When it’s all said and done, historians will look at this period in time as one of the strangest of all, especially for those of us living in the United States.
Of course, there’s the COVID-19 pandemic, which continues to infiltrate every facet of our daily lives, like an oppressive hum that you just can’t shake, rattling your skull at times, and being a minor inconvenience at other times.
On top of that viral hum there were the shouts and screams of America’s political upheaval, and the hisses of the mace cans during her racial reckoning.
And then there was buzzing of the “murder hornets” and the other, louder buzzing of “Brood X” cicadas.
This week, there was the booming of, well…something in the skies over Tennessee.

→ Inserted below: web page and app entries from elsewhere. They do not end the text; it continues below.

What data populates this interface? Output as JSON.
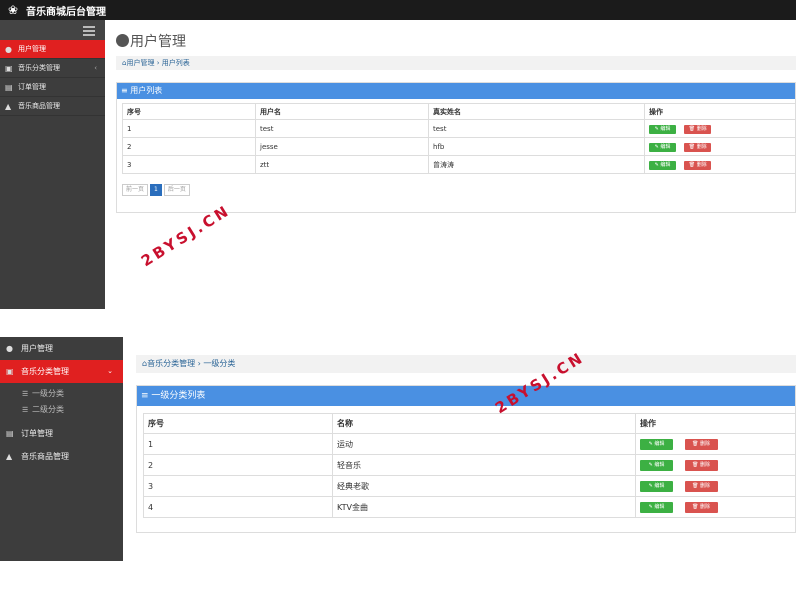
{
  "app": {
    "title": "音乐商城后台管理"
  },
  "panel1": {
    "sidebar": [
      {
        "icon": "user-circle-icon",
        "label": "用户管理"
      },
      {
        "icon": "category-icon",
        "label": "音乐分类管理",
        "chevron": "‹"
      },
      {
        "icon": "file-icon",
        "label": "订单管理"
      },
      {
        "icon": "store-icon",
        "label": "音乐商品管理"
      }
    ],
    "page_title": "用户管理",
    "breadcrumb": {
      "home": "用户管理",
      "sep": "›",
      "current": "用户列表"
    },
    "panel_title": "用户列表",
    "columns": [
      "序号",
      "用户名",
      "真实姓名",
      "操作"
    ],
    "rows": [
      {
        "id": "1",
        "username": "test",
        "realname": "test"
      },
      {
        "id": "2",
        "username": "jesse",
        "realname": "hfb"
      },
      {
        "id": "3",
        "username": "ztt",
        "realname": "曾涛涛"
      }
    ],
    "edit_label": "编辑",
    "delete_label": "删除",
    "pager": {
      "prev": "前一页",
      "current": "1",
      "next": "后一页"
    }
  },
  "panel2": {
    "sidebar": [
      {
        "icon": "user-circle-icon",
        "label": "用户管理"
      },
      {
        "icon": "category-icon",
        "label": "音乐分类管理",
        "chevron": "⌄"
      },
      {
        "icon": "file-icon",
        "label": "订单管理"
      },
      {
        "icon": "store-icon",
        "label": "音乐商品管理"
      }
    ],
    "subitems": [
      "一级分类",
      "二级分类"
    ],
    "breadcrumb": {
      "home": "音乐分类管理",
      "sep": "›",
      "current": "一级分类"
    },
    "panel_title": "一级分类列表",
    "columns": [
      "序号",
      "名称",
      "操作"
    ],
    "rows": [
      {
        "id": "1",
        "name": "运动"
      },
      {
        "id": "2",
        "name": "轻音乐"
      },
      {
        "id": "3",
        "name": "经典老歌"
      },
      {
        "id": "4",
        "name": "KTV金曲"
      }
    ],
    "edit_label": "编辑",
    "delete_label": "删除"
  },
  "watermark": "2BYSJ.CN",
  "colors": {
    "accent_red": "#e02020",
    "panel_blue": "#4a90e2",
    "sidebar_dark": "#3d3d3d",
    "edit_green": "#3cb043",
    "delete_red": "#d9534f"
  }
}
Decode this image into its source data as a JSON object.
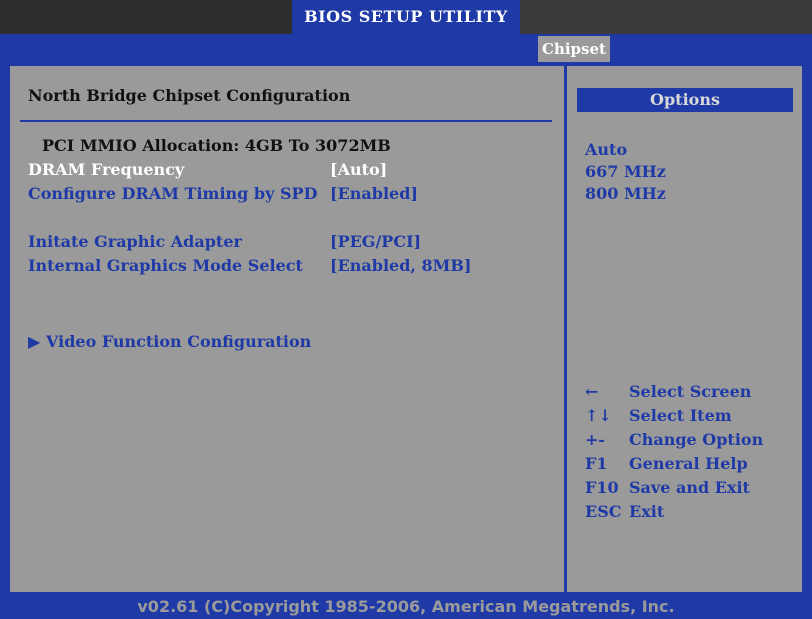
{
  "app": {
    "title": "BIOS SETUP UTILITY"
  },
  "menu": {
    "active_tab": "Chipset"
  },
  "main": {
    "heading": "North Bridge Chipset Configuration",
    "info_line": "PCI MMIO Allocation: 4GB To 3072MB",
    "items": [
      {
        "label": "DRAM Frequency",
        "value": "[Auto]",
        "selected": true
      },
      {
        "label": "Configure DRAM Timing by SPD",
        "value": "[Enabled]",
        "selected": false
      },
      {
        "label": "Initate Graphic Adapter",
        "value": "[PEG/PCI]",
        "selected": false
      },
      {
        "label": "Internal Graphics Mode Select",
        "value": "[Enabled, 8MB]",
        "selected": false
      }
    ],
    "submenu": {
      "icon": "▶",
      "label": "Video Function Configuration"
    }
  },
  "options": {
    "header": "Options",
    "list": [
      "Auto",
      "667 MHz",
      "800 MHz"
    ]
  },
  "help": [
    {
      "key": "←",
      "desc": "Select Screen"
    },
    {
      "key": "↑↓",
      "desc": "Select Item"
    },
    {
      "key": "+-",
      "desc": "Change Option"
    },
    {
      "key": "F1",
      "desc": "General Help"
    },
    {
      "key": "F10",
      "desc": "Save and Exit"
    },
    {
      "key": "ESC",
      "desc": "Exit"
    }
  ],
  "footer": {
    "copyright": "v02.61 (C)Copyright 1985-2006, American Megatrends, Inc."
  },
  "colors": {
    "blue": "#1f3aa6",
    "gray": "#9a9a9a",
    "white": "#ffffff"
  }
}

Authorities in Tennessee spent hours searching for the source of what residents reported as a “loud explosion” and shaking ground.
In a Facebook post, the Clarksville Police Department wrote on Sunday that its 911 dispatch had received numerous calls at around 9:50 p.m. local time on Saturday regarding the “loud explosion” and that several individuals had also said they had felt the “ground shake.”
The mystery had authorities stumped.
“The sound was heard across many parts of Montgomery County but there have been no reports of any injuries or property damage. The Clarksville Police Department, Fire Department, Montgomery County Sheriffs Office and Emergency Medical Services (EMS) searched for a couple of hours but were unable to locate the source.,” the department wrote.
“Fort Campbell is on a Four Day weekend due to the Labor Day holiday, and does not appear to be conducting any type of training or exercise,” the police added. “Currently, this seems to be some sort of unknown phenomena until someone reports actual damage.”
Home security video showed that the noise was accompanied by a bright flash of light as well.
In this video captured by Heather Risacher Rooney, you hear the loud boom in Clarksville around 9:50PM last night that police call an “unknown phenomena.” https://t.co/ecWeDIfqbH pic.twitter.com/VREA3WFPVd
— Josh Breslow (@JoshBreslowTN) September 5, 2021
Possible explanations that have been posited thus far include the possibility of a sonic boom from a meteor entering our atmosphere, to some locals playing around with a high explosive such as tannerite.